Lunch Meat: Hormel Naturals is the most affordable. I like their peppered turkey a lot. Applegate also makes great turkey and ham, but they’re a bit more expensive. Neither brand uses nitrates.
Oats, Grains, and Flours: I can’t say enough good things about Bob’s Red Mill brand. They have impeccable processing procedures and we’ve had excellent success with everything we’ve tried from them–almond flour, sorghum flour, sweet rice flour, brown rice flour, white rice flour, xanthan gum, and every variety of gluten free oats they carry. We order in bulk from Amazon for the best prices. Trader Joe’s also recently started carrying GF old fashioned oats and carries a great, inexpensive almond meal. Update: Chex has a great new line of GF oats out that I can find at almost any grocery store or Target.
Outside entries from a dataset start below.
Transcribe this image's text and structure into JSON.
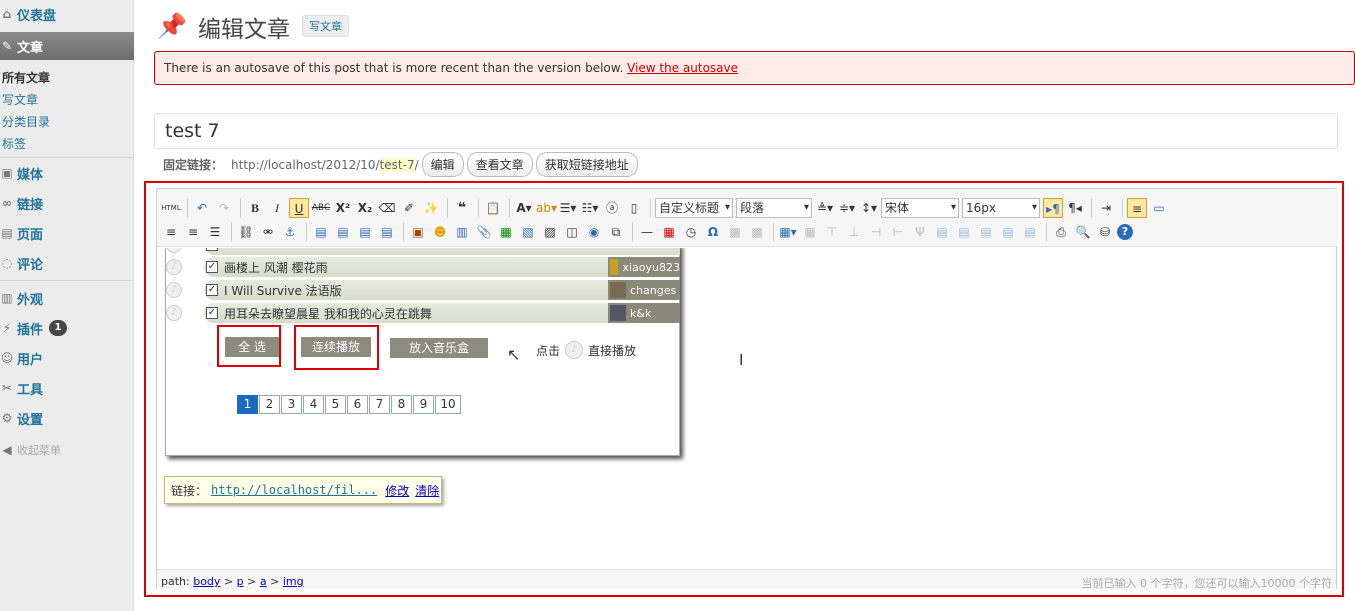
{
  "sidebar": {
    "dashboard": "仪表盘",
    "posts": "文章",
    "posts_sub": [
      "所有文章",
      "写文章",
      "分类目录",
      "标签"
    ],
    "media": "媒体",
    "links": "链接",
    "pages": "页面",
    "comments": "评论",
    "appearance": "外观",
    "plugins": "插件",
    "plugins_badge": "1",
    "users": "用户",
    "tools": "工具",
    "settings": "设置",
    "collapse": "收起菜单"
  },
  "header": {
    "title": "编辑文章",
    "add_new": "写文章"
  },
  "notice": {
    "text": "There is an autosave of this post that is more recent than the version below.",
    "link": "View the autosave"
  },
  "post": {
    "title": "test 7",
    "permalink_label": "固定链接：",
    "permalink_base": "http://localhost/2012/10/",
    "slug": "test-7",
    "permalink_end": "/",
    "edit_btn": "编辑",
    "view_btn": "查看文章",
    "shortlink_btn": "获取短链接地址"
  },
  "toolbar": {
    "style_select": "自定义标题",
    "format_select": "段落",
    "font_select": "宋体",
    "size_select": "16px"
  },
  "music": {
    "tracks": [
      {
        "name": "画楼上 风潮 樱花雨",
        "user": "xiaoyu823"
      },
      {
        "name": "I Will Survive 法语版",
        "user": "changes"
      },
      {
        "name": "用耳朵去瞭望晨星 我和我的心灵在跳舞",
        "user": "k&k"
      }
    ],
    "btn_select_all": "全 选",
    "btn_play_all": "连续播放",
    "btn_add_box": "放入音乐盒",
    "hint_click": "点击",
    "hint_play": "直接播放",
    "pages": [
      "1",
      "2",
      "3",
      "4",
      "5",
      "6",
      "7",
      "8",
      "9",
      "10"
    ]
  },
  "linktip": {
    "label": "链接：",
    "url": "http://localhost/fil...",
    "edit": "修改",
    "clear": "清除"
  },
  "statusbar": {
    "path_label": "path:",
    "path": [
      "body",
      "p",
      "a",
      "img"
    ],
    "count": "当前已输入 0 个字符，您还可以输入10000 个字符"
  }
}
Pasta: I’ve tried brown rice pasta, rice pasta, and rice pasta blends. We like brown rice pasta best. As for brand, most of my GF friends prefer Tinkyada brand. I very much like Tinkyada, but I’ve found most brands are pretty much the same. Be sure to follow the cooking directions on each package, as different thicknesses, blends, and brands cook differently. (p.s. I know there are lots of quinoa pastas out there. I just haven’t tried them yet. Have a favorite? Leave me a note in the comments!)
Sausage: Applegate, Aidell’s, and Trader Joes’ are all transparent in their labeling. You’ll be able to tell clearly on the package what is safe and what isn’t. I like that most varieties of all three brands are also free of nitrates and other additives and fillers.
- Kinnikinnik animal crackers (chocolate, vanilla, and graham) as well as K-Toos (a gluten/dairy free Oreo).
- Kinnikinnik graham crackers. They’re a bit soft and taste like graham crackers should.
- Trader Joe’s gluten free Joe-Joe’s (another Oreo-type cookie).
- Glutino makes my favorite pretzels. Ener-G makes a good one too, if that’s all you can find.
- Lundberg makes several varieties of rice cakes that we like. Their lightly salted is my fave.
- Many brands of chips are naturally gluten free. Most Lay’s, most Boulder Canyon, and most Tostito’s are safe. Many kinds of kettle chips and tortilla chips are safe. Labeling tends to be pretty easy to navigate with chips.
Spices & Seasoning Blends: McCormick is transparent in their labeling. You can tell by reading their seasonings and seasoning packets whether something contains gluten. They don’t hide anything under “natural flavorings.” I really love Simply Organic spices too.
Tortillas: Mission makes GF corn tortillas. READ the labels, as only certain varieties of corn tortillas are gluten free. If you’re looking for a flour tortilla alternative, we haven’t found a pliable one yet. They all break and tear.